As ever, we’re keeping a close eye on the job skills news. It’s vital that everyone involved in the recruitment process (candidates, clients and consultants included!) remains aware of the nation’s changing skills needs. Information that becomes all the more vital as the UK skills shortage becomes all the more prolonged…

What exactly is the skills shortage?

Quite simply, it’s the shortfall of suitable applicants for the number of job vacancies that the nation has to fill. It’s an issue that we’ve been discussing for more than 18 months.

The latest job skills news reveals that…

  1. Most businesses (79%) plan to increase their higher-skilled roles within the coming years. However, the majority of employers (66%) worry that they will struggle to find suitably matched employees.
  2. A Barclays LifeSkills survey shows that almost 60% of UK adults ‘lack core transferable’ job skills, including leadership and creativity. Differences are reported among demographic groups.
  3. 2/5 of people are being recruited for roles before discovering they do not have the right ‘soft skills’ required. More than 1/2 of workers have left a role on realising their personality or work style does not suit the position.
  4. SMEs face the worst of the skills shortage, with underperforming recruits costing an annual average of £39,500.

What are the solutions?

According to the reports, changes must be made at a formal education level. All future workers should be equipped with adequate skills for the modern workplace.

Alongside this, employers need to provide continued training opportunities. Therefore enabling existing workers to upskill on the job; aiding staff retention and business growth.

Businesses must also review their recruitment approach to ensure…

  • They are managing to attract enough applicants.
  • Employers also know how to best identify suitable skill-sets.
  • The job offering is additionally appealing enough to compete with those of other (perhaps better known) organisations.
  • Decision-making processes are swift enough to retain interested applicants.
  • While ample onboarding is provided to welcome new staff members.
  • Plus the list really does go on..!

What should you do now?

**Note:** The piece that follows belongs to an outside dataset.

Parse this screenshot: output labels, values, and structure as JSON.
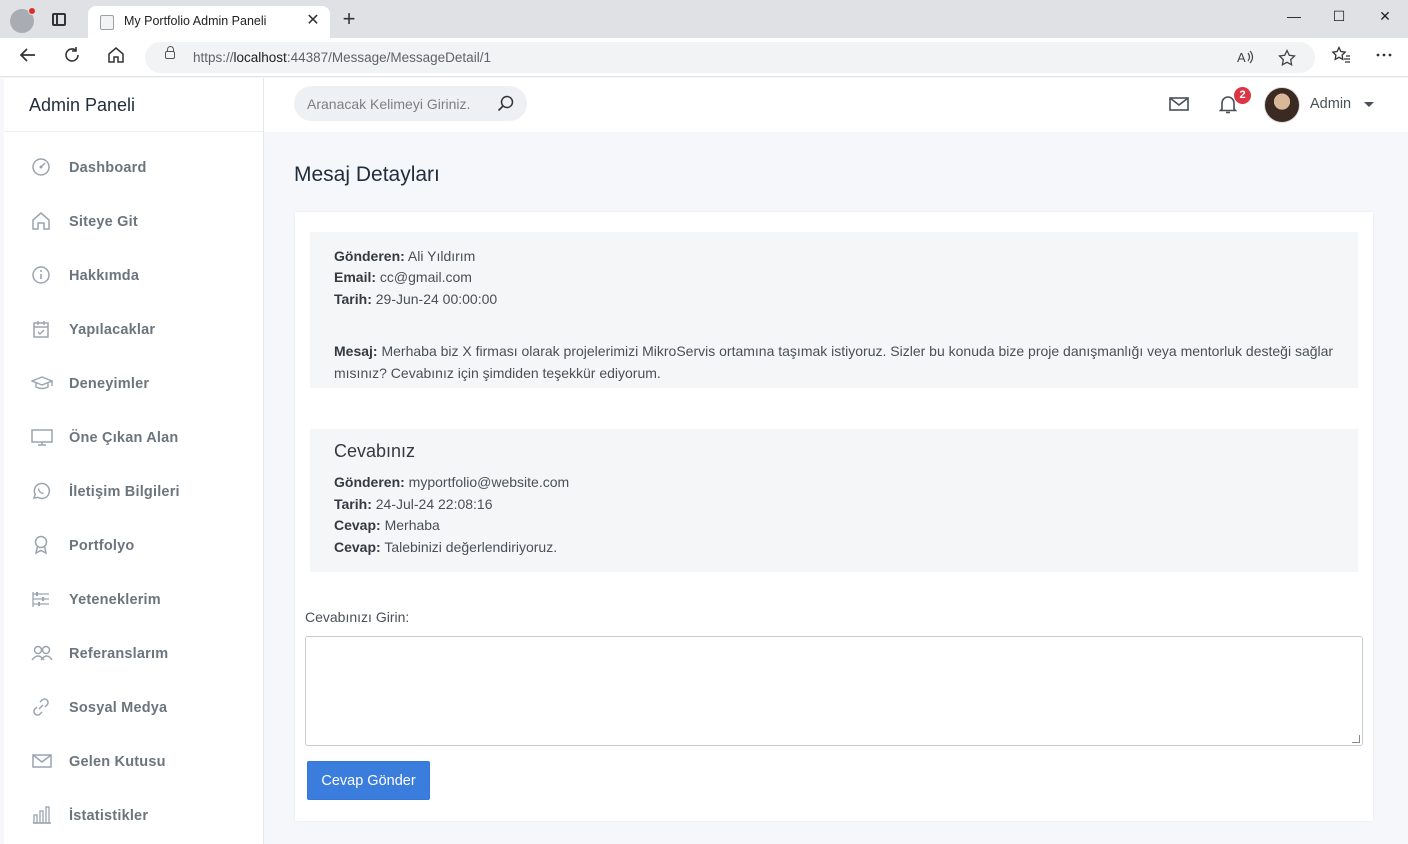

  • Employers & employees: keep reading articles such as these! We regularly share posts discussing the most sought-after job skills – useful insights whether you’re the one looking to fill these or the businesses competing to attract them!
  • Especially for job-seekers: do all that you can to ensure that you’re searching for the right jobs for you and you’re doing everything possible to highlight your skills. Stop the scattergun approach (i.e. applying for anything and everything regardless of whether it suits your skills and experience!) and make sure your CV clearly matches each job specification you put yourself forward for. Read job adverts as closely as you can – they highlight the most essential skills for each individual role.
  • Especially for businesses: start working through that bulleted list above! Your Recruitment Consultant is the perfect person to call on to support you with this. For tailored recruitment advice, please call the office on 01225 313130.